## Task item
Among the lines of the records, please find those that contain the word "mode" and copy them.
━━━
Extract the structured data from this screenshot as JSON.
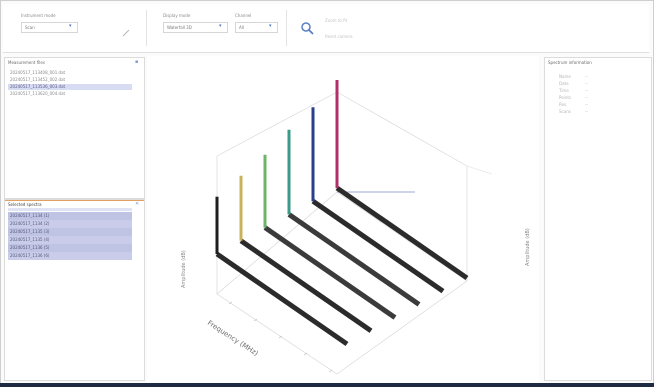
{
  "toolbar": {
    "group1_label": "Instrument mode",
    "group1_value": "Scan",
    "group2_label": "Display mode",
    "group2_value": "Waterfall 3D",
    "group3_label": "Channel",
    "group3_value": "All",
    "zoom_icon": "magnifier-zoom-icon",
    "settings_line1": "Zoom to fit",
    "settings_line2": "Reset camera"
  },
  "left_top": {
    "title": "Measurement files",
    "items": [
      {
        "label": "20240517_113408_001.dat"
      },
      {
        "label": "20240517_113452_002.dat"
      },
      {
        "label": "20240517_113536_003.dat"
      },
      {
        "label": "20240517_113620_004.dat"
      }
    ],
    "selected_index": 2
  },
  "left_bottom": {
    "title": "Selected spectra",
    "rows": [
      {
        "label": "20240517_1134 (1)"
      },
      {
        "label": "20240517_1134 (2)"
      },
      {
        "label": "20240517_1135 (3)"
      },
      {
        "label": "20240517_1135 (4)"
      },
      {
        "label": "20240517_1136 (5)"
      },
      {
        "label": "20240517_1136 (6)"
      }
    ]
  },
  "right_panel": {
    "title": "Spectrum information",
    "rows": [
      {
        "k": "Name",
        "v": "--"
      },
      {
        "k": "Date",
        "v": "--"
      },
      {
        "k": "Time",
        "v": "--"
      },
      {
        "k": "Points",
        "v": "--"
      },
      {
        "k": "Res.",
        "v": "--"
      },
      {
        "k": "Scans",
        "v": "--"
      }
    ]
  },
  "chart_data": {
    "type": "line",
    "title": "",
    "xlabel": "Frequency (MHz)",
    "ylabel": "Amplitude (dB)",
    "zlabel": "Amplitude (dB)",
    "series": [
      {
        "values": [
          1,
          1,
          1,
          1,
          1,
          1,
          1,
          1
        ],
        "color": "#2b2b2b",
        "peak": 0.35
      },
      {
        "values": [
          1,
          1,
          1,
          1,
          1,
          1,
          1,
          1
        ],
        "color": "#2b2b2b",
        "peak": 0.45
      },
      {
        "values": [
          1,
          1,
          1,
          1,
          1,
          1,
          1,
          1
        ],
        "color": "#3b3b3b",
        "peak": 0.55
      },
      {
        "values": [
          1,
          1,
          1,
          1,
          1,
          1,
          1,
          1
        ],
        "color": "#3b3b3b",
        "peak": 0.7
      },
      {
        "values": [
          1,
          1,
          1,
          1,
          1,
          1,
          1,
          1
        ],
        "color": "#2b2b2b",
        "peak": 0.82
      },
      {
        "values": [
          1,
          1,
          1,
          1,
          1,
          1,
          1,
          1
        ],
        "color": "#2b2b2b",
        "peak": 1.0
      }
    ],
    "peak_colors": [
      "#1e1e1e",
      "#c8b35a",
      "#6ab56a",
      "#3c9a8a",
      "#2a3f8c",
      "#b0306a"
    ],
    "x_ticks": [
      "",
      "",
      "",
      "",
      "",
      ""
    ],
    "grid": true
  }
}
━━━
## Written answer
    "group1_label": "Instrument mode",
    "group2_label": "Display mode",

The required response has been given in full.